The FATF’s high-level objective is to protect the domestic and international financial system from money laundering and terrorist financing, thereby ensuring that the integrity of a country’s financial system is strengthened and secured. At the same time, the FATF recognises that countries have diverse legal, administrative and operational frameworks, in addition to different financial systems, and cannot therefore take identical measures to all threats. In this vein, the FATF is pleased to see that the European Union is taking steps towards finalizing its 4th AML Directive.


Let me conclude by summarizing the main points of today’s presentation.

In terms of achieving its global mandate, the FATF relies on its members as well as the FATF-style regional bodies and observer organisations to establish effective anti-money laundering and counter-terrorism financing systems. The combined perspectives serve to directly enhance the flexibility and efficiency of our standards and their implementation.

Our revised standards place a greater emphasis on transparency and our new assessment methodology provides a tool to assess the extent to which countries are meeting their commitments, including whether their systems are actually working in practice. This is a new and challenging task. It will require our assessors and members to collaborate in novel ways. This need for cooperation underpins the commitment the FATF has to working with its members, FATF-style regional bodies and Observer organisations, to see that the standards are properly and consistently implemented. We have been working to provide guidance to countries on these, and other issues. However, our multi-lateral cooperation allows us to also call on FATF-style bodies, the World Bank, the IMF and the United Nations, which all remain
strongly committed to achieving our common goals. Therefore, moving forward, we will continue to provide assistance to countries through the FATF’s Global Network in pursuing our common goals of preventing money laundering and the financing of terrorism.
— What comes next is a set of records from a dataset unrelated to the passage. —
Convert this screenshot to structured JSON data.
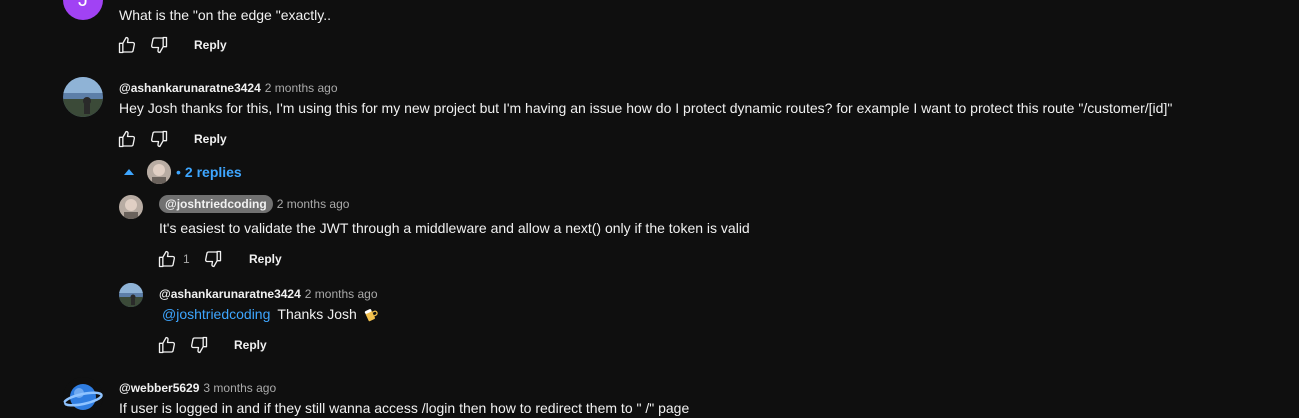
{
  "comments": [
    {
      "avatar_letter": "J",
      "avatar_color": "#a142f4",
      "text": "What is the  \"on the edge \"exactly..",
      "reply_label": "Reply"
    },
    {
      "author": "@ashankarunaratne3424",
      "time": "2 months ago",
      "text": "Hey Josh thanks for this, I'm using this for my new project but I'm having an issue how do I protect dynamic routes?  for example I want to protect this route \"/customer/[id]\"",
      "reply_label": "Reply",
      "replies_toggle": "2 replies",
      "replies_bullet": "•",
      "replies": [
        {
          "author": "@joshtriedcoding",
          "time": "2 months ago",
          "text": "It's easiest to validate the JWT through a middleware and allow a next() only if the token is valid",
          "like_count": "1",
          "reply_label": "Reply"
        },
        {
          "author": "@ashankarunaratne3424",
          "time": "2 months ago",
          "mention": "@joshtriedcoding",
          "text": "Thanks Josh",
          "reply_label": "Reply"
        }
      ]
    },
    {
      "author": "@webber5629",
      "time": "3 months ago",
      "text": "If user is logged in and if they still wanna access /login then how to redirect them to \" /\" page"
    }
  ],
  "colors": {
    "background": "#0f0f0f",
    "text": "#f1f1f1",
    "secondary": "#aaaaaa",
    "link": "#3ea6ff",
    "chip": "#717171"
  }
}
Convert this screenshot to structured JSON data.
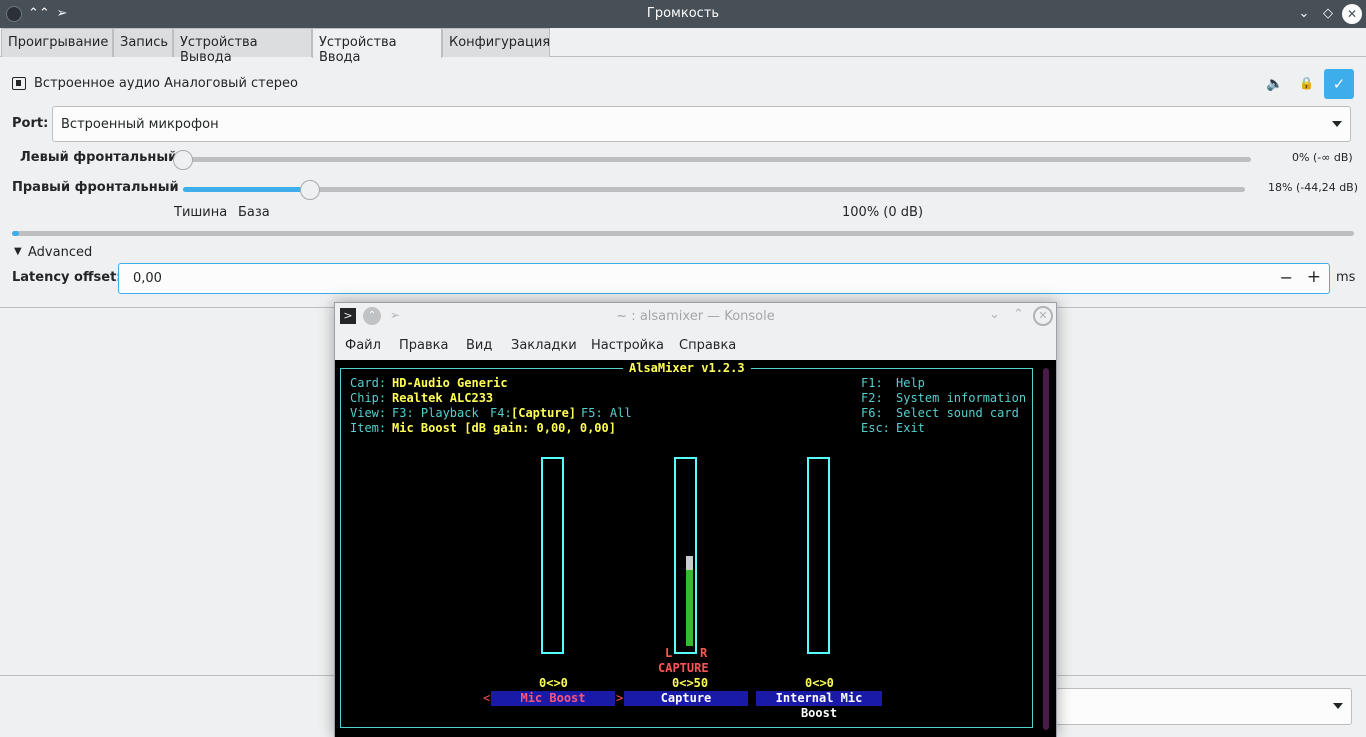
{
  "window": {
    "title": "Громкость"
  },
  "tabs": [
    "Проигрывание",
    "Запись",
    "Устройства Вывода",
    "Устройства Ввода",
    "Конфигурация"
  ],
  "device": {
    "name": "Встроенное аудио Аналоговый стерео",
    "port_label": "Port:",
    "port_value": "Встроенный микрофон"
  },
  "channels": [
    {
      "name": "Левый фронтальный",
      "value_text": "0% (-∞ dB)",
      "level": 0.0
    },
    {
      "name": "Правый фронтальный",
      "value_text": "18% (-44,24 dB)",
      "level": 0.18
    }
  ],
  "scale": {
    "silence": "Тишина",
    "base": "База",
    "full": "100% (0 dB)"
  },
  "advanced": {
    "label": "Advanced",
    "latency_label": "Latency offset:",
    "latency_value": "0,00",
    "latency_unit": "ms",
    "minus": "−",
    "plus": "+"
  },
  "icons": {
    "check": "✓"
  },
  "konsole": {
    "title": "~ : alsamixer — Konsole",
    "menu": [
      "Файл",
      "Правка",
      "Вид",
      "Закладки",
      "Настройка",
      "Справка"
    ],
    "alsamixer": {
      "header": "AlsaMixer v1.2.3",
      "card_label": "Card:",
      "card": "HD-Audio Generic",
      "chip_label": "Chip:",
      "chip": "Realtek ALC233",
      "view_label": "View:",
      "view_f3": "F3: Playback",
      "view_f4_key": "F4:",
      "view_f4": "[Capture]",
      "view_f5": "F5: All",
      "item_label": "Item:",
      "item": "Mic Boost [dB gain: 0,00, 0,00]",
      "help": [
        {
          "key": "F1:",
          "text": "Help"
        },
        {
          "key": "F2:",
          "text": "System information"
        },
        {
          "key": "F6:",
          "text": "Select sound card"
        },
        {
          "key": "Esc:",
          "text": "Exit"
        }
      ],
      "controls": [
        {
          "name": "Mic Boost",
          "value": "0<>0",
          "level": 0
        },
        {
          "name": "Capture",
          "value": "0<>50",
          "level": 0.5,
          "l": "L",
          "r": "R",
          "tag": "CAPTURE"
        },
        {
          "name": "Internal Mic Boost",
          "value": "0<>0",
          "level": 0
        }
      ]
    }
  }
}
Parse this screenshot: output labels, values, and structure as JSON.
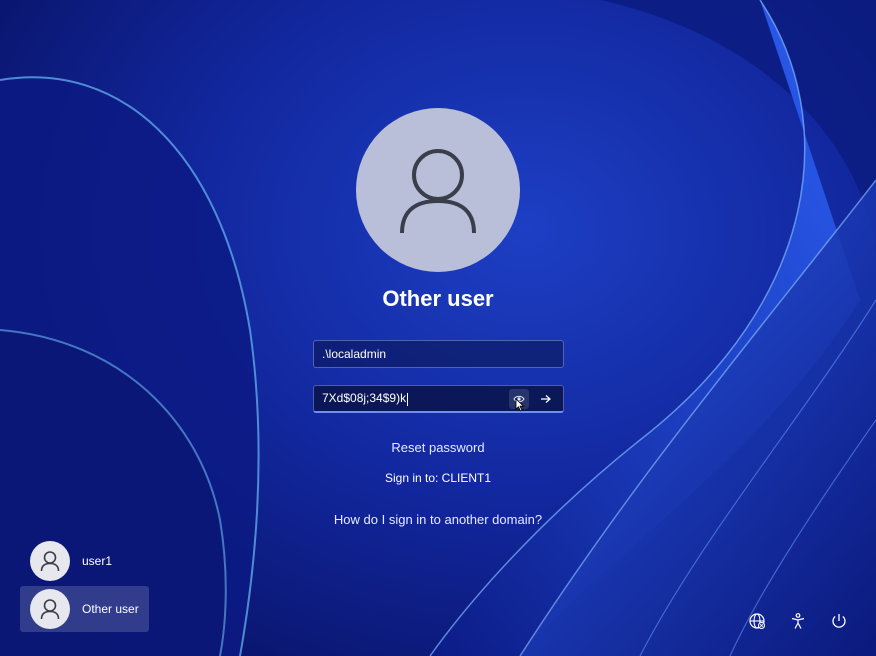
{
  "login": {
    "title": "Other user",
    "username_value": ".\\localadmin",
    "password_value": "7Xd$08j;34$9)k",
    "reset_password": "Reset password",
    "sign_in_to": "Sign in to: CLIENT1",
    "domain_help": "How do I sign in to another domain?"
  },
  "user_switcher": {
    "users": [
      {
        "label": "user1",
        "icon": "person-icon"
      },
      {
        "label": "Other user",
        "icon": "person-icon",
        "selected": true
      }
    ]
  },
  "corner_controls": [
    {
      "icon": "network-icon"
    },
    {
      "icon": "accessibility-icon"
    },
    {
      "icon": "power-icon"
    }
  ],
  "colors": {
    "background": "#12279e",
    "avatar": "#b9bed9",
    "accent": "#6f8dff"
  }
}
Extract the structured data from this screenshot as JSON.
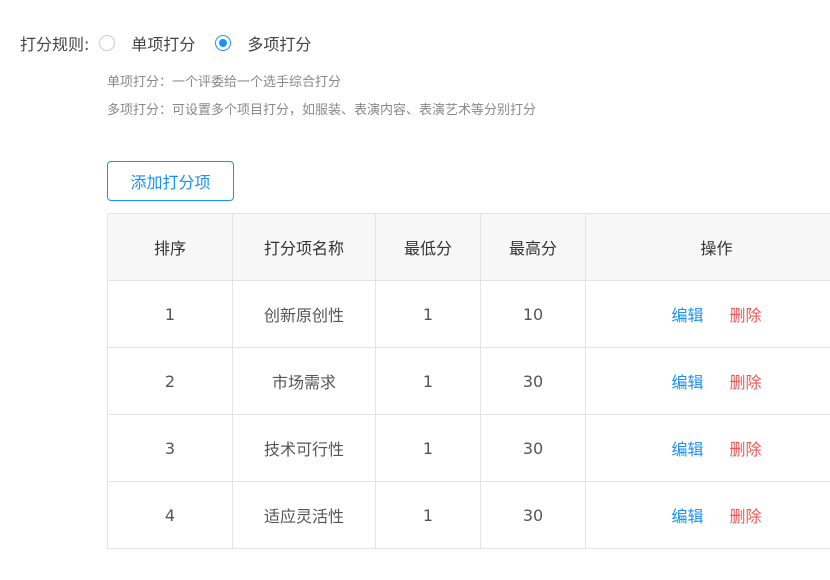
{
  "rule": {
    "label": "打分规则:",
    "options": [
      {
        "label": "单项打分",
        "checked": false
      },
      {
        "label": "多项打分",
        "checked": true
      }
    ],
    "descriptions": [
      "单项打分：一个评委给一个选手综合打分",
      "多项打分：可设置多个项目打分，如服装、表演内容、表演艺术等分别打分"
    ]
  },
  "add_button": "添加打分项",
  "table": {
    "headers": [
      "排序",
      "打分项名称",
      "最低分",
      "最高分",
      "操作"
    ],
    "rows": [
      {
        "order": "1",
        "name": "创新原创性",
        "min": "1",
        "max": "10"
      },
      {
        "order": "2",
        "name": "市场需求",
        "min": "1",
        "max": "30"
      },
      {
        "order": "3",
        "name": "技术可行性",
        "min": "1",
        "max": "30"
      },
      {
        "order": "4",
        "name": "适应灵活性",
        "min": "1",
        "max": "30"
      }
    ],
    "edit_label": "编辑",
    "delete_label": "删除"
  },
  "colors": {
    "primary": "#1890ff",
    "danger": "#f05656"
  }
}
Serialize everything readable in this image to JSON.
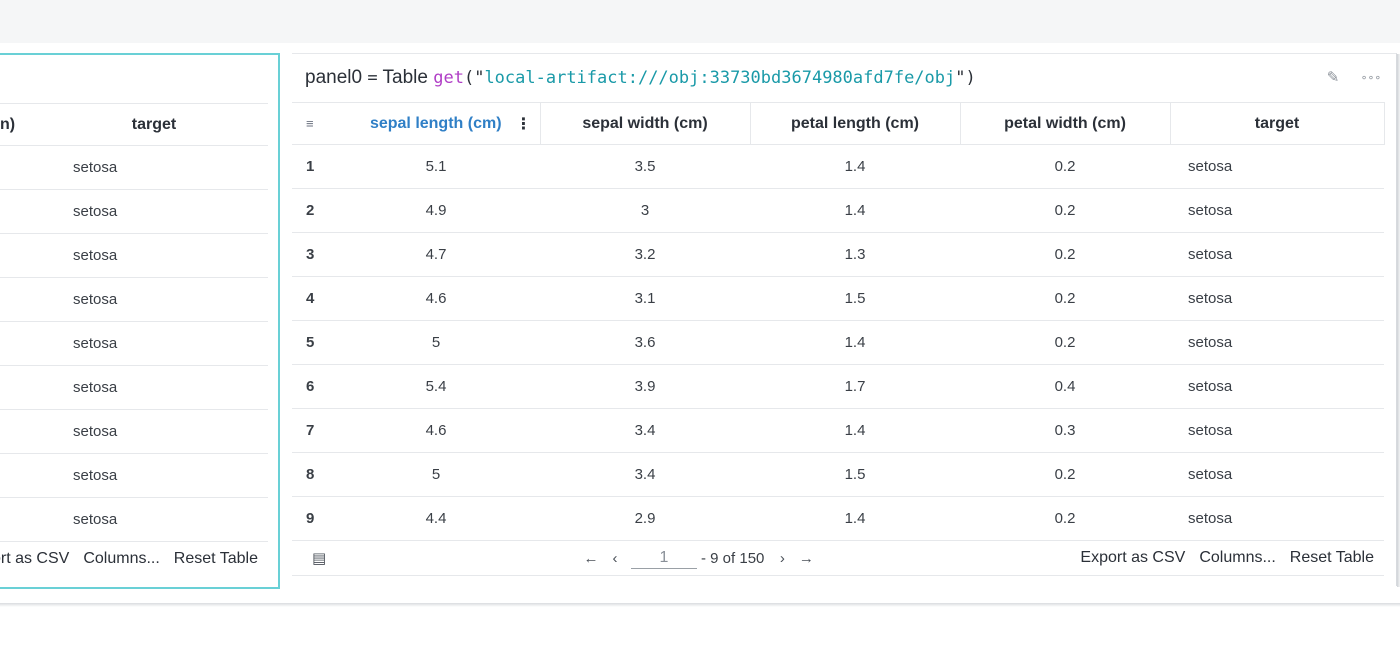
{
  "left_panel": {
    "headers": [
      "n)",
      "target"
    ],
    "rows": [
      "setosa",
      "setosa",
      "setosa",
      "setosa",
      "setosa",
      "setosa",
      "setosa",
      "setosa",
      "setosa"
    ],
    "footer": {
      "export": "ort as CSV",
      "columns": "Columns...",
      "reset": "Reset Table"
    }
  },
  "panel": {
    "var_name": "panel0",
    "eq": "=",
    "type": "Table",
    "fn": "get",
    "open": "(\"",
    "uri": "local-artifact:///obj:33730bd3674980afd7fe/obj",
    "close": "\")",
    "icons": [
      "pencil-icon",
      "more-icon"
    ],
    "icon_glyphs": {
      "edit": "✎",
      "more": "∘∘∘"
    }
  },
  "table": {
    "sort_glyph": "≡",
    "menu_glyph": "⋮",
    "headers": [
      "sepal length (cm)",
      "sepal width (cm)",
      "petal length (cm)",
      "petal width (cm)",
      "target"
    ],
    "rows": [
      {
        "i": "1",
        "sl": "5.1",
        "sw": "3.5",
        "pl": "1.4",
        "pw": "0.2",
        "t": "setosa"
      },
      {
        "i": "2",
        "sl": "4.9",
        "sw": "3",
        "pl": "1.4",
        "pw": "0.2",
        "t": "setosa"
      },
      {
        "i": "3",
        "sl": "4.7",
        "sw": "3.2",
        "pl": "1.3",
        "pw": "0.2",
        "t": "setosa"
      },
      {
        "i": "4",
        "sl": "4.6",
        "sw": "3.1",
        "pl": "1.5",
        "pw": "0.2",
        "t": "setosa"
      },
      {
        "i": "5",
        "sl": "5",
        "sw": "3.6",
        "pl": "1.4",
        "pw": "0.2",
        "t": "setosa"
      },
      {
        "i": "6",
        "sl": "5.4",
        "sw": "3.9",
        "pl": "1.7",
        "pw": "0.4",
        "t": "setosa"
      },
      {
        "i": "7",
        "sl": "4.6",
        "sw": "3.4",
        "pl": "1.4",
        "pw": "0.3",
        "t": "setosa"
      },
      {
        "i": "8",
        "sl": "5",
        "sw": "3.4",
        "pl": "1.5",
        "pw": "0.2",
        "t": "setosa"
      },
      {
        "i": "9",
        "sl": "4.4",
        "sw": "2.9",
        "pl": "1.4",
        "pw": "0.2",
        "t": "setosa"
      }
    ]
  },
  "pagination": {
    "first": "←",
    "prev": "‹",
    "page": "1",
    "range": "- 9 of 150",
    "next": "›",
    "last": "→",
    "table_icon": "▤"
  },
  "footer_actions": {
    "export": "Export as CSV",
    "columns": "Columns...",
    "reset": "Reset Table"
  },
  "colors": {
    "accent": "#2f7fc6",
    "selection": "#69d0d6",
    "function": "#b03ec6",
    "string": "#1a9aa8"
  }
}
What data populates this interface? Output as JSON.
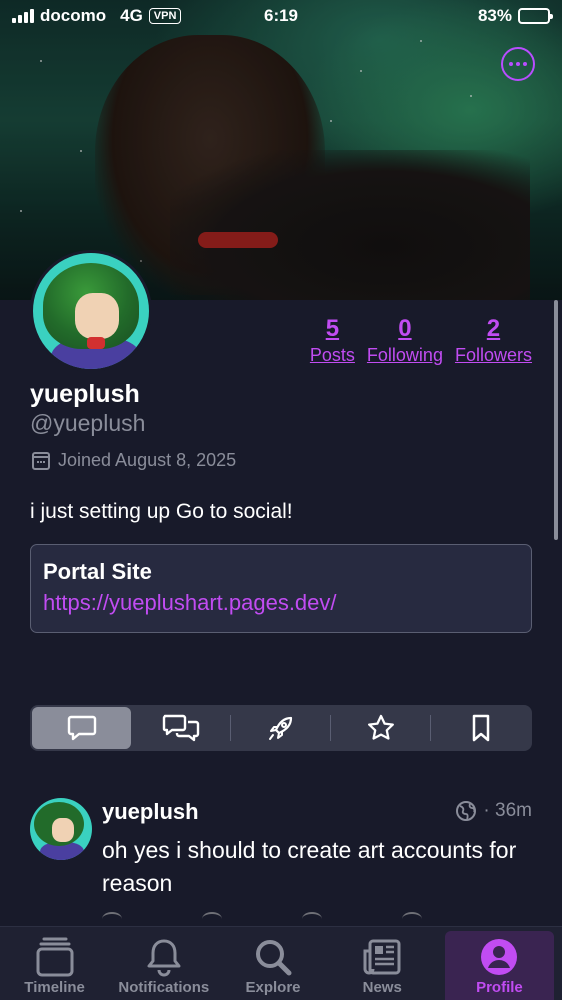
{
  "status_bar": {
    "carrier": "docomo",
    "network": "4G",
    "vpn": "VPN",
    "time": "6:19",
    "battery_text": "83%",
    "battery_level": 0.83
  },
  "profile": {
    "display_name": "yueplush",
    "handle": "@yueplush",
    "joined": "Joined August 8, 2025",
    "bio": "i just setting up Go to social!",
    "stats": [
      {
        "value": "5",
        "label": "Posts"
      },
      {
        "value": "0",
        "label": "Following"
      },
      {
        "value": "2",
        "label": "Followers"
      }
    ],
    "field": {
      "name": "Portal Site",
      "value": "https://yueplushart.pages.dev/"
    }
  },
  "tabs": [
    {
      "icon": "posts-icon",
      "active": true
    },
    {
      "icon": "replies-icon",
      "active": false
    },
    {
      "icon": "boosts-icon",
      "active": false
    },
    {
      "icon": "favourites-icon",
      "active": false
    },
    {
      "icon": "bookmarks-icon",
      "active": false
    }
  ],
  "post": {
    "author": "yueplush",
    "visibility_icon": "globe-icon",
    "time": "· 36m",
    "text": "oh yes i should to create art accounts for reason"
  },
  "bottom_nav": [
    {
      "label": "Timeline",
      "icon": "timeline-icon",
      "active": false
    },
    {
      "label": "Notifications",
      "icon": "bell-icon",
      "active": false
    },
    {
      "label": "Explore",
      "icon": "search-icon",
      "active": false
    },
    {
      "label": "News",
      "icon": "news-icon",
      "active": false
    },
    {
      "label": "Profile",
      "icon": "profile-icon",
      "active": true
    }
  ],
  "colors": {
    "accent": "#c14cf2",
    "background": "#181a2a",
    "muted": "#8a8d9a"
  }
}
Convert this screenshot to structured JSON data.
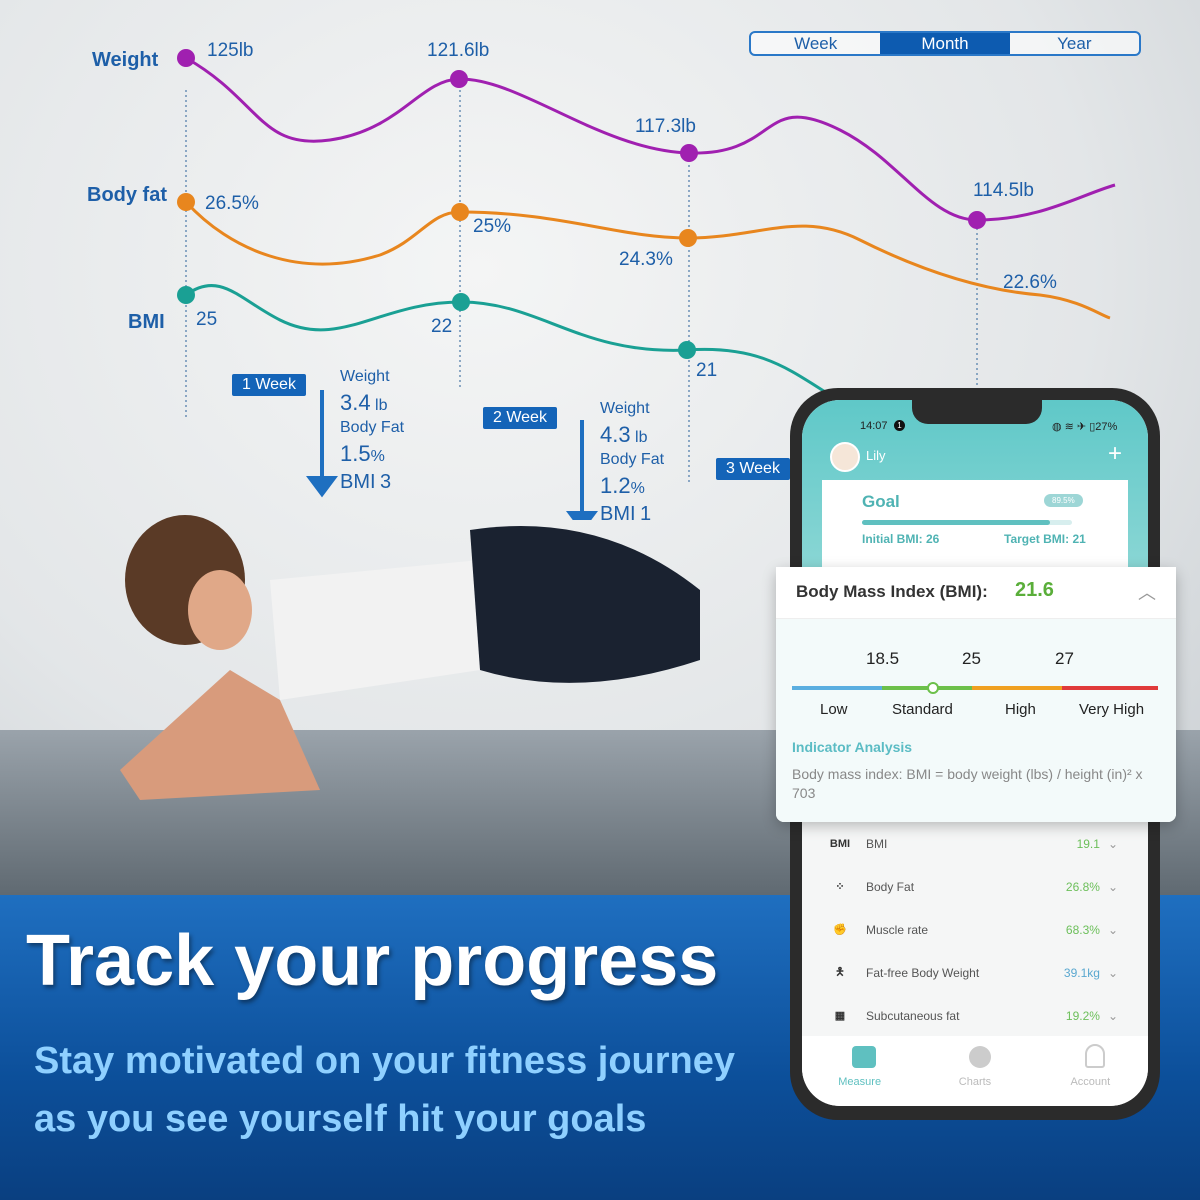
{
  "segment": {
    "options": [
      "Week",
      "Month",
      "Year"
    ],
    "selected": "Month"
  },
  "chart": {
    "labels": {
      "weight": "Weight",
      "bodyfat": "Body fat",
      "bmi": "BMI"
    },
    "weight": [
      "125lb",
      "121.6lb",
      "117.3lb",
      "114.5lb"
    ],
    "bodyfat": [
      "26.5%",
      "25%",
      "24.3%",
      "22.6%"
    ],
    "bmi": [
      "25",
      "22",
      "21"
    ],
    "colors": {
      "weight": "#a020b0",
      "bodyfat": "#e8861e",
      "bmi": "#1aa094"
    }
  },
  "weeks": [
    {
      "label": "1 Week",
      "weight_label": "Weight",
      "weight": "3.4",
      "weight_unit": "lb",
      "fat_label": "Body Fat",
      "fat": "1.5",
      "fat_unit": "%",
      "bmi_label": "BMI",
      "bmi": "3"
    },
    {
      "label": "2 Week",
      "weight_label": "Weight",
      "weight": "4.3",
      "weight_unit": "lb",
      "fat_label": "Body Fat",
      "fat": "1.2",
      "fat_unit": "%",
      "bmi_label": "BMI",
      "bmi": "1"
    },
    {
      "label": "3 Week"
    }
  ],
  "headline": "Track your progress",
  "subline1": "Stay motivated on your fitness journey",
  "subline2": "as you see yourself hit your goals",
  "phone": {
    "time": "14:07",
    "notif": "1",
    "battery": "27%",
    "user": "Lily",
    "goal": {
      "title": "Goal",
      "progress": "89.5%",
      "progress_value": 89.5,
      "initial": "Initial BMI: 26",
      "target": "Target BMI: 21"
    },
    "metrics": [
      {
        "icon": "BMI",
        "name": "BMI",
        "value": "19.1"
      },
      {
        "icon": "body-fat-icon",
        "name": "Body Fat",
        "value": "26.8%"
      },
      {
        "icon": "muscle-icon",
        "name": "Muscle rate",
        "value": "68.3%"
      },
      {
        "icon": "person-icon",
        "name": "Fat-free Body Weight",
        "value": "39.1kg"
      },
      {
        "icon": "subcutaneous-icon",
        "name": "Subcutaneous fat",
        "value": "19.2%"
      }
    ],
    "nav": [
      "Measure",
      "Charts",
      "Account"
    ]
  },
  "bmi_card": {
    "title": "Body Mass Index (BMI):",
    "value": "21.6",
    "thresholds": [
      "18.5",
      "25",
      "27"
    ],
    "ranges": [
      "Low",
      "Standard",
      "High",
      "Very High"
    ],
    "range_colors": [
      "#5aaee0",
      "#6cc04a",
      "#f0a020",
      "#e03a3a"
    ],
    "analysis_title": "Indicator Analysis",
    "analysis_text": "Body mass index: BMI = body weight (lbs) / height (in)² x 703"
  }
}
I hope that my comments today have provided the audience with a better understanding of how the FATF and its Global Network works and how it intends to work in the years to come.

Thank you for the opportunity to speak with you all today.